“This is unfortunately another notch in the belt of our very turbulent history – we can’t allow that to intimidate us into hiding,” Gross says. “It’s about the power of numbers – banding together and focusing on the things that unite us rather than the differences that divide us.
Let’s all go out there, showing our Jewish pride, standing in solidarity across the nation.”
Reactions on Social Media
The rabbi at Chabad of Poway continued his sermon after being shot in the hand. “We must remain strong,” he told the congregation on the final day of Passover.#chabad #poway #hate #antisemitism #synagogue #jews #powaystrong #chabadshooting… https://t.co/XHWvzBtLgK
— Rabbi Jason Miller (@RabbiJason) April 28, 2019
Next week we observe Yom HaShoah, Holocaust Remembrance Day. We remember our history and most importantly hope to learn from it so Jews no longer endure acts of hate and violence. Each day further away from the Holocaust makes Yom HaShoah even more important.
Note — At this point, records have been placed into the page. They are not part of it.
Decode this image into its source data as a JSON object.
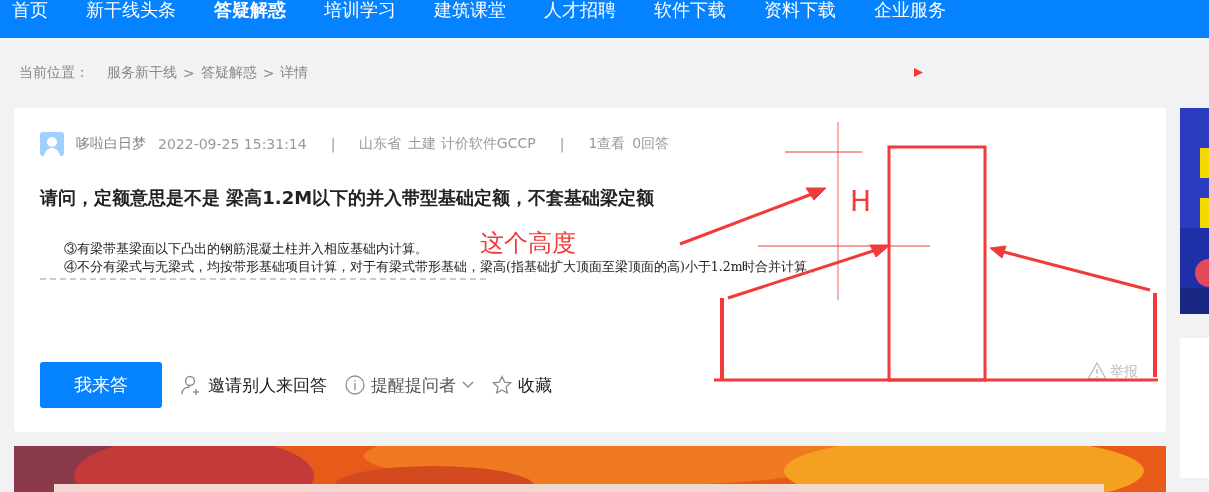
{
  "nav": [
    {
      "label": "首页",
      "selected": false
    },
    {
      "label": "新干线头条",
      "selected": false
    },
    {
      "label": "答疑解惑",
      "selected": true
    },
    {
      "label": "培训学习",
      "selected": false
    },
    {
      "label": "建筑课堂",
      "selected": false
    },
    {
      "label": "人才招聘",
      "selected": false
    },
    {
      "label": "软件下载",
      "selected": false
    },
    {
      "label": "资料下载",
      "selected": false
    },
    {
      "label": "企业服务",
      "selected": false
    }
  ],
  "breadcrumb": {
    "label": "当前位置：",
    "items": [
      "服务新干线",
      "答疑解惑",
      "详情"
    ],
    "separator": ">"
  },
  "question": {
    "author": "哆啦白日梦",
    "time": "2022-09-25 15:31:14",
    "region": "山东省",
    "tags": "土建 计价软件GCCP",
    "separator": "|",
    "views": "1查看",
    "answers": "0回答",
    "title": "请问，定额意思是不是 梁高1.2M以下的并入带型基础定额，不套基础梁定额",
    "image_lines": [
      "③有梁带基梁面以下凸出的钢筋混凝土柱并入相应基础内计算。",
      "④不分有梁式与无梁式，均按带形基础项目计算，对于有梁式带形基础，梁高(指基础扩大顶面至梁顶面的高)小于1.2m时合并计算，"
    ]
  },
  "actions": {
    "answer": "我来答",
    "invite": "邀请别人来回答",
    "remind": "提醒提问者",
    "favorite": "收藏",
    "report": "举报"
  },
  "annotation": {
    "labels": [
      "这个高度",
      "H"
    ]
  }
}
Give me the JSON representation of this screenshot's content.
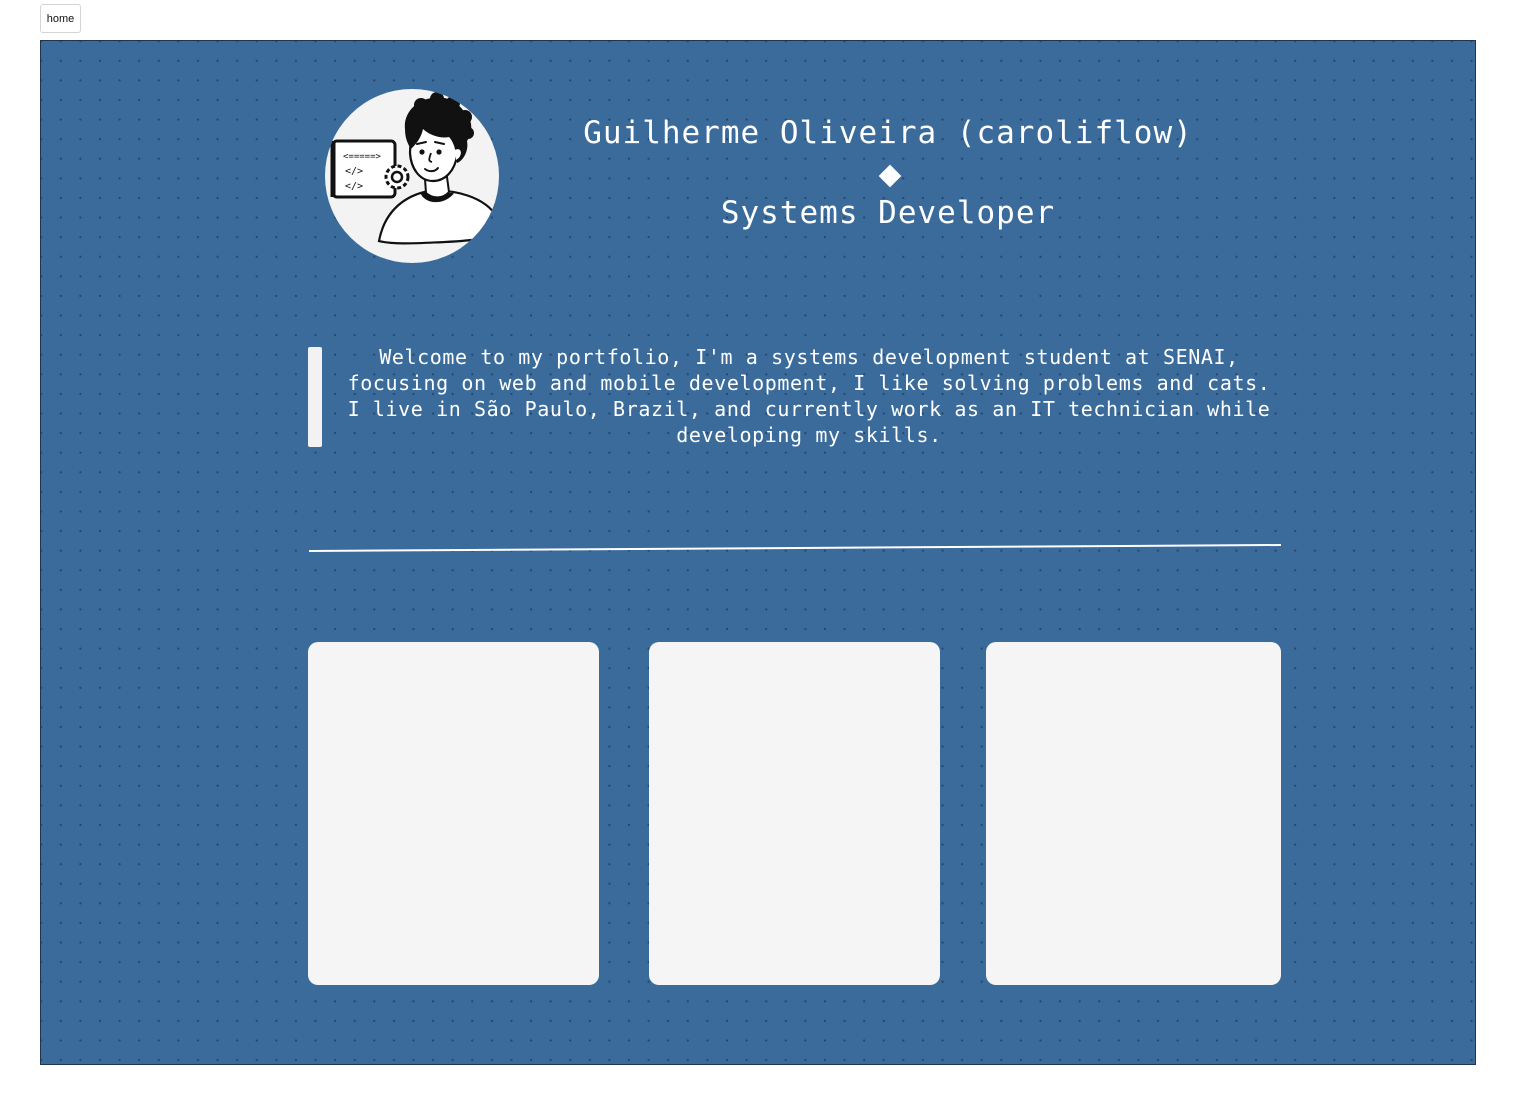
{
  "nav": {
    "home_label": "home"
  },
  "profile": {
    "name": "Guilherme Oliveira (caroliflow)",
    "role": "Systems Developer",
    "separator_icon": "diamond-icon",
    "avatar_icon": "developer-avatar-illustration"
  },
  "intro": {
    "text": "Welcome to my portfolio, I'm a systems development student at SENAI, focusing on web and mobile development, I like solving problems and cats. I live in São Paulo, Brazil, and currently work as an IT technician while developing my skills."
  },
  "cards": [
    {},
    {},
    {}
  ],
  "colors": {
    "panel_background": "#3a6b9b",
    "text": "#ffffff",
    "card_background": "#f5f5f5"
  }
}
Prayers for Poway. https://t.co/UbsgLbFRrV
— Senator Jeremy Moss (@JeremyAllenMoss) April 27, 2019
Truly disheartening to see another place of worship be a target of such hate. Sending prayers to all those affected 🙏🏾 https://t.co/96p0qXuone
— Brenda Lawrence (@RepLawrence) April 27, 2019
While I am saddened at the need to continually explain the importance of investigating and prosecuting hate crimes, it will not deter our office from protecting Michiganders from acts of hate and violence. Our residents deserve to feel safe and worthy of legal protection. https://t.co/30h0vDhzBf
— Dana Nessel (@dananessel) April 28, 2019